The jointly agreed and signed communiqué contains a request for policies that, it states, should be, ‘…sufficiently flexible to allow access to unskilled as well as highly skilled labour’. Elaborating on this point, the letter said that this was necessary because employers in the private and public sectors are heavily dependent on EU and other migrant labour.

Whether Sinn Fein care to admit it or not, there is nothing transformative or progressive about this stance. There is little doubt that this will not play out as an enlightened appeal to welcome workers from abroad. In Northern Ireland's depressed economy this is a strategy for lowering wages that are already among the lowest in the United Kingdom.
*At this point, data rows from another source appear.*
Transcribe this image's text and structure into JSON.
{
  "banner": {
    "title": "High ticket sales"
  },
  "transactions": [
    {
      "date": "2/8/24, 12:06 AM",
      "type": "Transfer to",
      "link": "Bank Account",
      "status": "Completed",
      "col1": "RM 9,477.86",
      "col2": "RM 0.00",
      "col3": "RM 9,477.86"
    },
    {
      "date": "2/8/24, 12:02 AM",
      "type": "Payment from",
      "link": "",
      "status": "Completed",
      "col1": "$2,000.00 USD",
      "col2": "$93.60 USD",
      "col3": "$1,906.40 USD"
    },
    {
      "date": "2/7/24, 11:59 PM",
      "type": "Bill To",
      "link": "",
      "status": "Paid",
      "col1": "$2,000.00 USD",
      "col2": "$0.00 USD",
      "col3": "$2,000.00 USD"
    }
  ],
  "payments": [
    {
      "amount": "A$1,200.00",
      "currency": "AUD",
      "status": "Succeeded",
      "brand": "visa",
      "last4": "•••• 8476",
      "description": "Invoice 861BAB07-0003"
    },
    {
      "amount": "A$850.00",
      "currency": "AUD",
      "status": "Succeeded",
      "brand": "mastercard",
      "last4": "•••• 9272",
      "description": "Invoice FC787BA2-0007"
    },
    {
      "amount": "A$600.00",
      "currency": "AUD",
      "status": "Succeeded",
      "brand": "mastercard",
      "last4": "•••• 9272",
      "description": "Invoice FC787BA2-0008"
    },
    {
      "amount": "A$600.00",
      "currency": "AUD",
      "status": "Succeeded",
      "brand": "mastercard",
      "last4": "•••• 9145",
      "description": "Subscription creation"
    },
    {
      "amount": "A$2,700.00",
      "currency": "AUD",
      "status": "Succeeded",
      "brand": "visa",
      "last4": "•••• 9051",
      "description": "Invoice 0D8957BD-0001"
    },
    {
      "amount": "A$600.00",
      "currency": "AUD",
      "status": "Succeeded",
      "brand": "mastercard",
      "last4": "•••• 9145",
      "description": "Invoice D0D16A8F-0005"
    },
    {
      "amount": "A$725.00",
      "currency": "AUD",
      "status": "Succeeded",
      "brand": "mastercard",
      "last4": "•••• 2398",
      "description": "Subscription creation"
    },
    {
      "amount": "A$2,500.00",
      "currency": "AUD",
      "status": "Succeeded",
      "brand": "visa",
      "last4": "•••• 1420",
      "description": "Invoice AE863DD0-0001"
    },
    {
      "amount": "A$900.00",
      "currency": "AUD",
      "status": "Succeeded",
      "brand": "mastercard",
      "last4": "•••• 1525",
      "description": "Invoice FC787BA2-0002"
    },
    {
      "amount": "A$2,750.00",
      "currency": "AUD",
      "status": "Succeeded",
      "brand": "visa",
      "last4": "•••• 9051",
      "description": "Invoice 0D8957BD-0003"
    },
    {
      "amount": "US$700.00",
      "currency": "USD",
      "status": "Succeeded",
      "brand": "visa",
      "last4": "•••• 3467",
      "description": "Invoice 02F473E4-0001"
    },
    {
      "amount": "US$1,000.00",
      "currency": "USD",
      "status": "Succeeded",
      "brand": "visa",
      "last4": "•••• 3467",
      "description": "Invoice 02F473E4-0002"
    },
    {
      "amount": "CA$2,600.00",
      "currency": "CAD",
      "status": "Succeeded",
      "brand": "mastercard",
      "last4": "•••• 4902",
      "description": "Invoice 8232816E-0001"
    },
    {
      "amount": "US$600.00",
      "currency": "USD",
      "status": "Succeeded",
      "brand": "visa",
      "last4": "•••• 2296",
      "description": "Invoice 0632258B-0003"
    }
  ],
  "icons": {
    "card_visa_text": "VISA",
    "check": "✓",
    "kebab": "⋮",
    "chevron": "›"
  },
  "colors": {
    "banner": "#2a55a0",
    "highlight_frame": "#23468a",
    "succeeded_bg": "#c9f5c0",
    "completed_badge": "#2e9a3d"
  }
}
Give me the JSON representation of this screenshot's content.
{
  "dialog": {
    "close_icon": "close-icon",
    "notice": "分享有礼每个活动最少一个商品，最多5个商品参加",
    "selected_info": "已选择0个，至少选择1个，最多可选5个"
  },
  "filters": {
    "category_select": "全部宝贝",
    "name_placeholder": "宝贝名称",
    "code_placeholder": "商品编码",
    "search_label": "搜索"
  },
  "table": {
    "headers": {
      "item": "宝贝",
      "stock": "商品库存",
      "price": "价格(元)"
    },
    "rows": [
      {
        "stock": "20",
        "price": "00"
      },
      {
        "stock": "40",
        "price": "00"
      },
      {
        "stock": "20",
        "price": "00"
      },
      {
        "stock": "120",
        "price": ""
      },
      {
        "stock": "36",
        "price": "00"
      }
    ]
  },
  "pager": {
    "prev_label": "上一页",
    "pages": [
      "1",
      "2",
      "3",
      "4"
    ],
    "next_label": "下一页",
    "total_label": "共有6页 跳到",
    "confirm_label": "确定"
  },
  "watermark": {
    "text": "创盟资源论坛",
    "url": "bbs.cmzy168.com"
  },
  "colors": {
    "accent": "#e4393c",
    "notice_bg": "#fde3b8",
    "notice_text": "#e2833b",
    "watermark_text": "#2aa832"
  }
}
Both parties in the Stormont executive would probably claim, with some little justification, that they are restricted by the terms of the 1998 Northern Ireland Act[2] (i.e. devolved powers) and the amount in their annual block grant from London. Nevertheless this is to ignore the fact that there are several areas such as health, housing and economic development (among other areas) over which the local assembly has authority. Significant improvements could be made in all of these areas were it not for this unspoken but undisguised neoliberal consensus.

Take just one area, that of the National Health Service in the Six-Counties. Even allowing for financial restrictions imposed by the finite block grant, there is no good reason why Stormont doesn't act to remove privatisation from this service. Nor is this a purely ideologically inspired suggestion. Late last year BBC in Belfast reported[3] that care services for the elderly in their home environment were at breaking point. The report makes for grim reading with one care worker reporting that all too often they can only spend a bare 15 minutes per day with their elderly and often weak patients.

Disturbingly, the report also stated that there are more than 300 local private domiciliary contractors in Northern Ireland while care workers experienced the lowest average hourly rate paid for domiciliary care in the UK. This surely begs the question, what need is served by having 300 private middlemen (or any middlemen) and at what cost to patients and care workers?

Supporters of the Executive will claim that this is the price to be paid for maintaining the political institutions in the North and implying by extension, a necessary part of maintaining peace. However well intentioned, this is a mistaken argument since the current status quo in Stormont is above all else, preserving sectarianised institutions serving a failing state. Ultimately the solution to this problem rests in replacing the flawed and failed institutions on both sides of the border with the establishment of a workers republic.

Nevertheless, this should not be interpreted to mean that we have to postpone challenging the Northern Executive's neoliberal programme in the here and now. Building a workers state is not something that comes about spontaneously or without struggle. Highlighting the flaws within capitalism and campaigning to overcome, even some of them, are important aspects of that struggle. The northern state’s political institutions may indeed have become something of a farce but the real tragedy would be if we fail to expose them and or hesitate to organise resistance to these injustices.

Tommy McKearney …… This article first appeared in Socialist Voice September 2016

[1] Letter to PM from FM & dFM - 10 August 2016:  http://bit.ly/2b2LFPL

[2] Devolution Settlement: Northern Ireland. http://bit.ly/2cdLZ1F

[3] Elderly home care services in NI 'at breaking point'. Marie-Louise Connolly. BBC News NI Health Correspondent…29 October 2015

This© Tommy McKearney 2012                                                                                      email:    tommymkearney@me.com